╔══
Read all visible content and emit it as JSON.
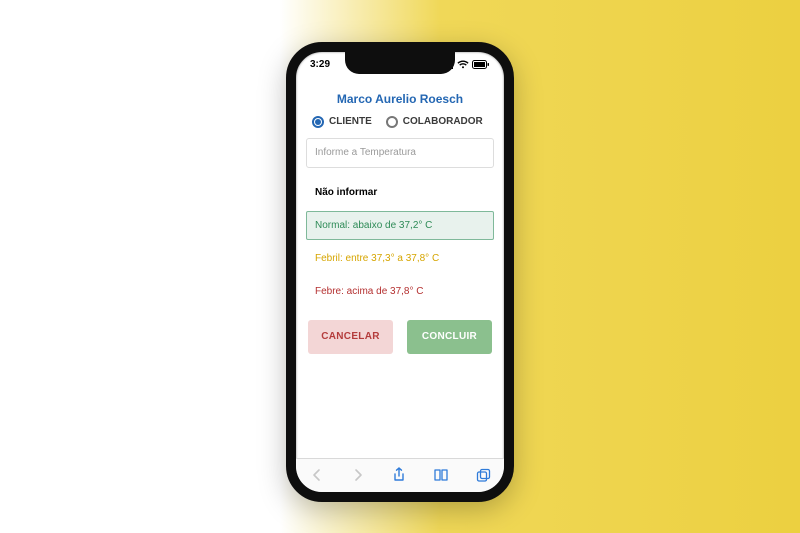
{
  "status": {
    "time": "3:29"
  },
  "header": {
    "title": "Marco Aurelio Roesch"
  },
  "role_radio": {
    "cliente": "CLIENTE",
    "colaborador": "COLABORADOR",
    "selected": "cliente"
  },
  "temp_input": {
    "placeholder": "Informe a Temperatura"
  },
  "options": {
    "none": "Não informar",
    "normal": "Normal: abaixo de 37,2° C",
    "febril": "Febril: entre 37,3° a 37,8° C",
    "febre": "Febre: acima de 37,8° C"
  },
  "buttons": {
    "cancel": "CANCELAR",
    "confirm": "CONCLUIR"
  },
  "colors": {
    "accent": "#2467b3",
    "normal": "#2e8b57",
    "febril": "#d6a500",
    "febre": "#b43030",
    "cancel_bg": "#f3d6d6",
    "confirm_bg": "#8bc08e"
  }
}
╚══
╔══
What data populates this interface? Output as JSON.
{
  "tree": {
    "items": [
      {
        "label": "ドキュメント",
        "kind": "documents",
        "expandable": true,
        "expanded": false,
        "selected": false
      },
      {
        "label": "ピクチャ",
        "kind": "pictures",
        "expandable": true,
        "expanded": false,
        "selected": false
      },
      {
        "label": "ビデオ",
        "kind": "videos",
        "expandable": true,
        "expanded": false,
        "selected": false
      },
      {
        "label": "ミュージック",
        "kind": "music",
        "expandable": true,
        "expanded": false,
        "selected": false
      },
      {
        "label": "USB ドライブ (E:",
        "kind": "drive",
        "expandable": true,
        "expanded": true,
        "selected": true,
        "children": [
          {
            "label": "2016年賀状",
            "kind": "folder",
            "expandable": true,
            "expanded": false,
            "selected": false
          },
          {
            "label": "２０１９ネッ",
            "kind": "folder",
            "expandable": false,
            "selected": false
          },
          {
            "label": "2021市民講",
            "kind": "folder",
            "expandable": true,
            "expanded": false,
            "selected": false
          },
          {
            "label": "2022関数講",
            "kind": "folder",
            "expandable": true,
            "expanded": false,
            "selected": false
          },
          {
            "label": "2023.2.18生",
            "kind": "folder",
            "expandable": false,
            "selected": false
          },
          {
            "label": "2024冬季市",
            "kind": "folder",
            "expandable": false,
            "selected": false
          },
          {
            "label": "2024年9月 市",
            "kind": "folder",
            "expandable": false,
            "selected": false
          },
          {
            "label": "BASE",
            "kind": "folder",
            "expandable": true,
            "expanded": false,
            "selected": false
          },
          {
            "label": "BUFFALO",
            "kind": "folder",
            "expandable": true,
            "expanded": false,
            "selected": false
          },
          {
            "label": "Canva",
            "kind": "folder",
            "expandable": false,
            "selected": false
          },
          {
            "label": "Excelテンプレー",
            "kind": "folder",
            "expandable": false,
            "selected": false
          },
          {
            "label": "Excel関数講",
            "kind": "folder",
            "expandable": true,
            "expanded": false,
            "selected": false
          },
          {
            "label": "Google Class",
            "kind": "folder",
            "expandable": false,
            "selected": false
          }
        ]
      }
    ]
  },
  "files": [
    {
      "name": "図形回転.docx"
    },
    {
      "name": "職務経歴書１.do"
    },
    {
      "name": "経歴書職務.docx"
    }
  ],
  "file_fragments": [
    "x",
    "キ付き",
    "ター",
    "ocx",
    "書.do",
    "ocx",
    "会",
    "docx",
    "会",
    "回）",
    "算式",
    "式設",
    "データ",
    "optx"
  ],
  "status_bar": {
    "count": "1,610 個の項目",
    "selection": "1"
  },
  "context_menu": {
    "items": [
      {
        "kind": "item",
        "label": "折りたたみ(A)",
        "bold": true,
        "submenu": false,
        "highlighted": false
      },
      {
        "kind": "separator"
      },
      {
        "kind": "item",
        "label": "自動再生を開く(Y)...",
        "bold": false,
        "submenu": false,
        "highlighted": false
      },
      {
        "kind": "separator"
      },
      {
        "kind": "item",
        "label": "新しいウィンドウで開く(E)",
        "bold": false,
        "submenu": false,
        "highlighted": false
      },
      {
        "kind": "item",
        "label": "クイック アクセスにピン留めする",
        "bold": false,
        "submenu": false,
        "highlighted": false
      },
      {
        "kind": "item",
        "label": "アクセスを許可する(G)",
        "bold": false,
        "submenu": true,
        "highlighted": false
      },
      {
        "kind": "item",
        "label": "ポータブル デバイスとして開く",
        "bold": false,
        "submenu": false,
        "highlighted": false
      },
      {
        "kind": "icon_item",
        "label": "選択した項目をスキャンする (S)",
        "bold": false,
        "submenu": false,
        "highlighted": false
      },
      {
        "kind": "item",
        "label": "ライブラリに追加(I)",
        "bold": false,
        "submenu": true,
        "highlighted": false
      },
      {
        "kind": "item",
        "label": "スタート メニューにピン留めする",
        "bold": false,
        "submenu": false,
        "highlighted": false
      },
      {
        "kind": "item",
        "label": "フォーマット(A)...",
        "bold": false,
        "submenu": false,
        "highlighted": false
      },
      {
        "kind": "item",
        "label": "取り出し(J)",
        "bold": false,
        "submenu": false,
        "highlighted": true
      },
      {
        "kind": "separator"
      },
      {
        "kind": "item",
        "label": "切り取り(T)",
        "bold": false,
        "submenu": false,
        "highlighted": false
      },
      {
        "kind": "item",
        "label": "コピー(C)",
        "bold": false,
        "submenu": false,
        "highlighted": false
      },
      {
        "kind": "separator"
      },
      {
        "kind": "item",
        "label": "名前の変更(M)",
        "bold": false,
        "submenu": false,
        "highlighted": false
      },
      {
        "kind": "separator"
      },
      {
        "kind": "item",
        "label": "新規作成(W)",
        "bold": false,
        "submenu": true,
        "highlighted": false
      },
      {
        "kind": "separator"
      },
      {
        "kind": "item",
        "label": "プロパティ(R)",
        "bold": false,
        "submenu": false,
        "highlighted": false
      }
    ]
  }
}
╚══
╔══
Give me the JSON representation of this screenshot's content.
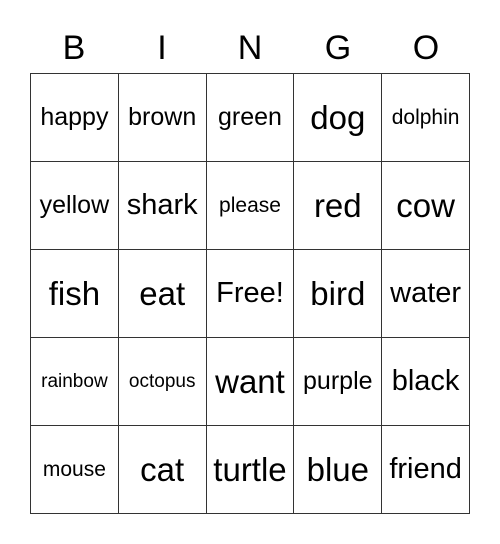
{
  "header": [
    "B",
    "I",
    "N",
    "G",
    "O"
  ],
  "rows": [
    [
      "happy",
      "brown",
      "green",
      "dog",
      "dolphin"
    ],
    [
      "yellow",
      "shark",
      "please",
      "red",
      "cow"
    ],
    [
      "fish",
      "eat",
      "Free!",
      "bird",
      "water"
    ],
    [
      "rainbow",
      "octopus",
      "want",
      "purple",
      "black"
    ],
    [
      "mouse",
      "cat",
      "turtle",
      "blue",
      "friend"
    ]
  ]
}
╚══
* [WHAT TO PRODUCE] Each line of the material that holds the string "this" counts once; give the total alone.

* [TASK ANSWER] 2